In Their Own Words
December 23, 1736
Wesley Recorded Getting Lost
In his journal, John Wesley recorded a harrowing day and night he and two companions endured:
“Wednesday 23. Mr. Delamotte and I, with a Guide, set out to walk to Cowpen; when we had walk’d two or three Hours, our Guide told us plainly, ‘He did not know where we were.’ However, believing it could not be far off, we thought it best to go on. In an Hour or two we came to Cypress-Swamp, which lay directly across our way: There was not Time to walk back to Savannah before Night; so we walk’d thro’ it, the Water being about Breast-high. By that Time we had gone a mile beyond it, we were out of all Path; and it now being past Sun-set, we sat down, intending to make a Fire, and to stay there ‘till Morning; but finding our Tender wet, we were at a Stand; I advis’d to walk on still; but my Companions being faint and weary, were for lying down, which we accordingly did about Six o’Clock: The Ground was as wet as our Cloaths, which (it being a sharp Frost) were soon froze together; however, I slept ‘till Six in the Morning. There fell a heavy Dew in the Night, which cover’d us over as white with Snow. Within an Hour after Sun-rise, we came to a Plantation, and in the Evening, without any Hurt, to Savannah.”
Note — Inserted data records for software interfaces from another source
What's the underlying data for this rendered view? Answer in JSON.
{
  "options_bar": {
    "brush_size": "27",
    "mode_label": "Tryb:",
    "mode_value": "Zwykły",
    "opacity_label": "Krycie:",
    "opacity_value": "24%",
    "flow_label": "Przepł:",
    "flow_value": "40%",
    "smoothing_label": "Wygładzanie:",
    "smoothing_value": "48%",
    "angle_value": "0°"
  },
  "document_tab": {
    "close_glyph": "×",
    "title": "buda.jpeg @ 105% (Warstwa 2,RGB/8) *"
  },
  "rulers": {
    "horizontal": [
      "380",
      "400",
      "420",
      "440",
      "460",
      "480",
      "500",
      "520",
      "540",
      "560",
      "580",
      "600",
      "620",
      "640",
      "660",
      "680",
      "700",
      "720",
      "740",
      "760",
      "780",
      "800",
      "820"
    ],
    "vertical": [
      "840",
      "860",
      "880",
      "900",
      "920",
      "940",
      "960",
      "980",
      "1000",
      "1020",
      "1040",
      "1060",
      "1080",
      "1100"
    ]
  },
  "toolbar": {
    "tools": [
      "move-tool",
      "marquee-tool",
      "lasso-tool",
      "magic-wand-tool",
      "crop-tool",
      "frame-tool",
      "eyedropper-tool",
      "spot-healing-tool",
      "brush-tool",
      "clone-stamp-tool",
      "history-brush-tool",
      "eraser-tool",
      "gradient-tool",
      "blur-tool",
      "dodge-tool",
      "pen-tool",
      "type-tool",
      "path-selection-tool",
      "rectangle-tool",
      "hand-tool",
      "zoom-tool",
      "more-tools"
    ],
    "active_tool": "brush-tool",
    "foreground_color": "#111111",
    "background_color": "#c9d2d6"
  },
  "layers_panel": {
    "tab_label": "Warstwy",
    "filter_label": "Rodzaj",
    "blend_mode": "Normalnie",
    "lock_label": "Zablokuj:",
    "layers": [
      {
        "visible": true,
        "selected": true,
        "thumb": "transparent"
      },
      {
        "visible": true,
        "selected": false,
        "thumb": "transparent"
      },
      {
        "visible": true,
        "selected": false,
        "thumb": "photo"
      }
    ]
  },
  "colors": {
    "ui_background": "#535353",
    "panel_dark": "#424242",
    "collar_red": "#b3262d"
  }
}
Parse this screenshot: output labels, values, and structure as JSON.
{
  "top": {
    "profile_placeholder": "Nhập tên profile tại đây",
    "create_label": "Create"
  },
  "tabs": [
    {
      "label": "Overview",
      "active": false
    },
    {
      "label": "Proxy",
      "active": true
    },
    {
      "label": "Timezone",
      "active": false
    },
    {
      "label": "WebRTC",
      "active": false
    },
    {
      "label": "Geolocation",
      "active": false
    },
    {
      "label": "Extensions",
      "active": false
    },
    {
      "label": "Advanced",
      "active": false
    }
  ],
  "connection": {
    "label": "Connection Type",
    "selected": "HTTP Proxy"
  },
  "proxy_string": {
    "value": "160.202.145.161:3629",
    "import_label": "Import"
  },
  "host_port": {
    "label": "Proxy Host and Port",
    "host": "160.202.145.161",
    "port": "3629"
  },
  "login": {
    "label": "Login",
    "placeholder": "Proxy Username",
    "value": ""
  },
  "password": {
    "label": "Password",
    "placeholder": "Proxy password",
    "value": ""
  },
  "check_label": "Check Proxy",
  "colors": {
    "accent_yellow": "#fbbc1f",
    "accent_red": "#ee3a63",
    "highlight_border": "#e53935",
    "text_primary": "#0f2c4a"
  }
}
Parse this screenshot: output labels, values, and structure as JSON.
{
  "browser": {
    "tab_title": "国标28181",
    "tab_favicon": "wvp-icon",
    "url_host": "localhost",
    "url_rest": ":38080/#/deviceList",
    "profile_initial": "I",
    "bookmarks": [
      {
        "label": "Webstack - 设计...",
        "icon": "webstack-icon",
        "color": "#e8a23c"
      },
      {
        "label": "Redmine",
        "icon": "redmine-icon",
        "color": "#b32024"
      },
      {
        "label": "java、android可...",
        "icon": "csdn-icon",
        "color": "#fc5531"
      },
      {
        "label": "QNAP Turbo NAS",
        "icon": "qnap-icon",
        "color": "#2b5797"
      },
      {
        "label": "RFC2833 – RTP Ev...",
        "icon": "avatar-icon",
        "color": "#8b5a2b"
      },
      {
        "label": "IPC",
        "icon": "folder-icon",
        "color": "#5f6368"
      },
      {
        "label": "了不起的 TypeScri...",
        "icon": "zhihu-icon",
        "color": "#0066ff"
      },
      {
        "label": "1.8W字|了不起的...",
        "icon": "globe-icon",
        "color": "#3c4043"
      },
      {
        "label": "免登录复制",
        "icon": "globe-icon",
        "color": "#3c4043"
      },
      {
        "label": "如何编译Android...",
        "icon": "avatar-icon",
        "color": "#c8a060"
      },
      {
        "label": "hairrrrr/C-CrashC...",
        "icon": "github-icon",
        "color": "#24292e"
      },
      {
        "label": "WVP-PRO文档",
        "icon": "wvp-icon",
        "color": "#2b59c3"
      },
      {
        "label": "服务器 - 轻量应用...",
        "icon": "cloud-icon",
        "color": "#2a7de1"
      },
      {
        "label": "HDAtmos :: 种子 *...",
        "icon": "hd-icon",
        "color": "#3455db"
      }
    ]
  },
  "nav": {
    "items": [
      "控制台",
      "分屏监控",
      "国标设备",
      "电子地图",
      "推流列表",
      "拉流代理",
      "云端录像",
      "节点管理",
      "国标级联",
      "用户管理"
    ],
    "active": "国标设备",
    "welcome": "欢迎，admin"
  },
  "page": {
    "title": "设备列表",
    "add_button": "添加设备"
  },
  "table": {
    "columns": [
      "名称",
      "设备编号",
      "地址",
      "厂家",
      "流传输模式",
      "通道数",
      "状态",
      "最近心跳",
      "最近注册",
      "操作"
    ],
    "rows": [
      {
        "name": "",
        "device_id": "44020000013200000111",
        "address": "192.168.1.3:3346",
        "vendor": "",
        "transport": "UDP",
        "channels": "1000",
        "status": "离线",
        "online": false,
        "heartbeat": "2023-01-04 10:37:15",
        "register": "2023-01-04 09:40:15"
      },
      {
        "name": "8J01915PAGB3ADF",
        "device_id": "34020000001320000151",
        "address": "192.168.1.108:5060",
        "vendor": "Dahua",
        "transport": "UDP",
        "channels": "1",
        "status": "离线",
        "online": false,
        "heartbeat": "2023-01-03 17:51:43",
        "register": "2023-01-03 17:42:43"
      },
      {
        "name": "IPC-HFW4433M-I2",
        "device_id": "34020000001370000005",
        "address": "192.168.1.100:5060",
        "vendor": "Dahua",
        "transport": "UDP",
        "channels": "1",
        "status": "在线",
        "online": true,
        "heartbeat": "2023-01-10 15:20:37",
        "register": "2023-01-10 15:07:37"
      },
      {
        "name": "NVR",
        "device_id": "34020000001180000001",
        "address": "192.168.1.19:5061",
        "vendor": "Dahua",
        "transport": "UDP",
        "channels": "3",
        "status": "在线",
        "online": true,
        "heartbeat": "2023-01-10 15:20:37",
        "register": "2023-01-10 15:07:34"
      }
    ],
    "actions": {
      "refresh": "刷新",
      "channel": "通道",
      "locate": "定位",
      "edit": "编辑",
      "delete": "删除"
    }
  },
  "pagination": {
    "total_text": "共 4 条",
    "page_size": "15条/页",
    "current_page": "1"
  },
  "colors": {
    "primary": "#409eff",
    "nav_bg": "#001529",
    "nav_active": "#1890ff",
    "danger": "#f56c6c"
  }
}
Source: [no author or editor cited], Our First Visit in America: Early Reports from the Colony of Georgia, 1732-1740 (Savannah: Beehive Press, 1974), pp. 213-214.